“Zeebo’s” theorem gained significant traction in the early days of online poker. The theorem was remarkably simple, yet carried weight in situations where our opponent was suspected of holding a full house. The theorem simply states the following –
“No-one ever folds a full-house (regardless of the bet-sizing)”.
The application of the theorem was mostly straight-forward. We hold a strong full house (or better) and we expect our opponent to hold a dominated full-house with a reasonable frequency. Rather than bet small and encourage villain to call wide, Zeebo’s theorem encourages us to use large bet sizings, since it assumes that our opponent is unlikely to ever be folding. After all, why use small bet-sizings when our opponent is willing to call an overbet shove?
The theorem hence exploits the idea that our opponent may not be fully versed in relative hand strength. He sees only that he has a full-house, which is an extremely strong hand in the absolute sense. He therefore calls because the concept of folding such a strong hand is alien to him.
The Modern Era
Things have come a long way in the poker industry since Zeebo’s theorem was popular. Good players realise that making a full-house is not a full-on guarantee that they will win the pot. More specifically, they understand the following two points with a better degree of clarity –
– Full-houses are not always the nuts and can be folded with some frequency.
– Full-house are often not strong enough to warrant slowplaying.
These points become especially more important when players branch out other variants of poker such as Pot Limit Omaha (PLO). While we’ll look at NLHE examples (since it’s the most popular), the following principles find an even larger application to the game of PLO.
Not Always the Nuts
When analyzing the relative strength of a full house we will consider the following two features.
1. Under-full or Over-full?
2. One-card or two-card full-house?
For the sake of simplicity we’ll ignore suits. (By the time we have made a full house, the suits are mostly irrelevant aside from straight-flush possibilities).
Board – 9988
Player 1 – A9
Player 2 – A8
This is the most obvious example that gets recreational players into trouble. There are two possible full-houses available on this board. 9x holdings and 8x holdings. The best available full-house is described as the “over-full”. The dominated full-house is described as the “under-full”. Depending on the action, player 2 should be able to consistently get away from his dominated full-house.
Note that if the river comes a K –
Board – 9988K
There are other full-house possibilities that could dominate the A9. K9 and KK both make the over-full relative to the A9. Note however that the A9 is still relatively strong in this scenario, but in the face of extremely large action (perhaps for deep stacks), the A9 may need to re-evaluate and consider folding.
By the time a full-house is generated using both of our hole-cards as opposed to just one, it generally becomes more robust and less likely to be dominated. On the above board texture, A9 uses one hole-card whereas K9 uses two hole-cards. Here is another example involving two-card full-houses.
Board – 998
Player 1 – 88
Player 2 – 98
Both players have extremely strong hand and should likely be stacking off here (assuming not ridiculously deep). While player 1 knows he has the underfull, the fact that it’s a two card under-full really boosts the hands strength.
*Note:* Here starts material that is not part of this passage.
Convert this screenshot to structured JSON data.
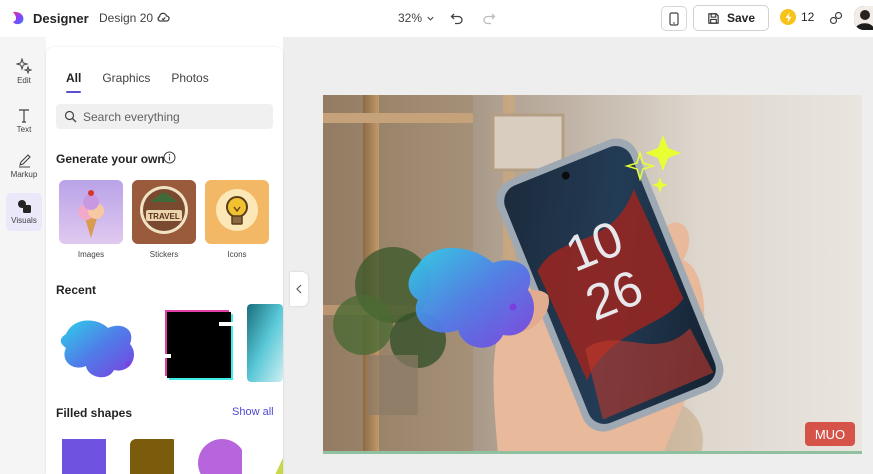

Treating the hand in the same way as the one-card under-full would be a mistake.
Usually Better to Fastplay
It’s easy to assume that two-card full houses ares the super-nuts and will be for all eternity. That’s not exactly true however, and some situations make suckouts more likely. Even strong under-fulls where we are committed can be problematic if slowplayed.
We might feel invincible with our 88 on the 998, but it’s important to keep in mind that any Nine on the turn or river absolutely kills our hand. We are now left with the one-card under-full. As we have seen, any over-card to the board on the turn and river also makes better full-houses possible. Contrary to popular belief, this is not a hand that should be slowplayed.
Even the 98 may want to think seriously about whether slowplaying is a great idea. Villain may hold hands such as K9 and A9 which he is happy to stack with on the flop, but can improve to better full-houses when they spike an Ace or King.
For us to even consider slowplaying, we really want the board 100% locked up. AK on AAK might provide a reasonable opportunity. Or 99 on the 9988 (quads). Even then, just because slowplaying is an option, does not guarantee that it’s going to be the most profitable thing to do. After all, the average poker player has a leak where they call too much, and playing aggressively naturally exploits this leak. In PLO, fastplaying becomes even more important, since our opponent typically has additional opportunities to suck out when he holds 4 cards instead of 2.
Always remember that not all full-houses are equal (some are relatively weak), and that fast playing is still the best approach in many scenarios.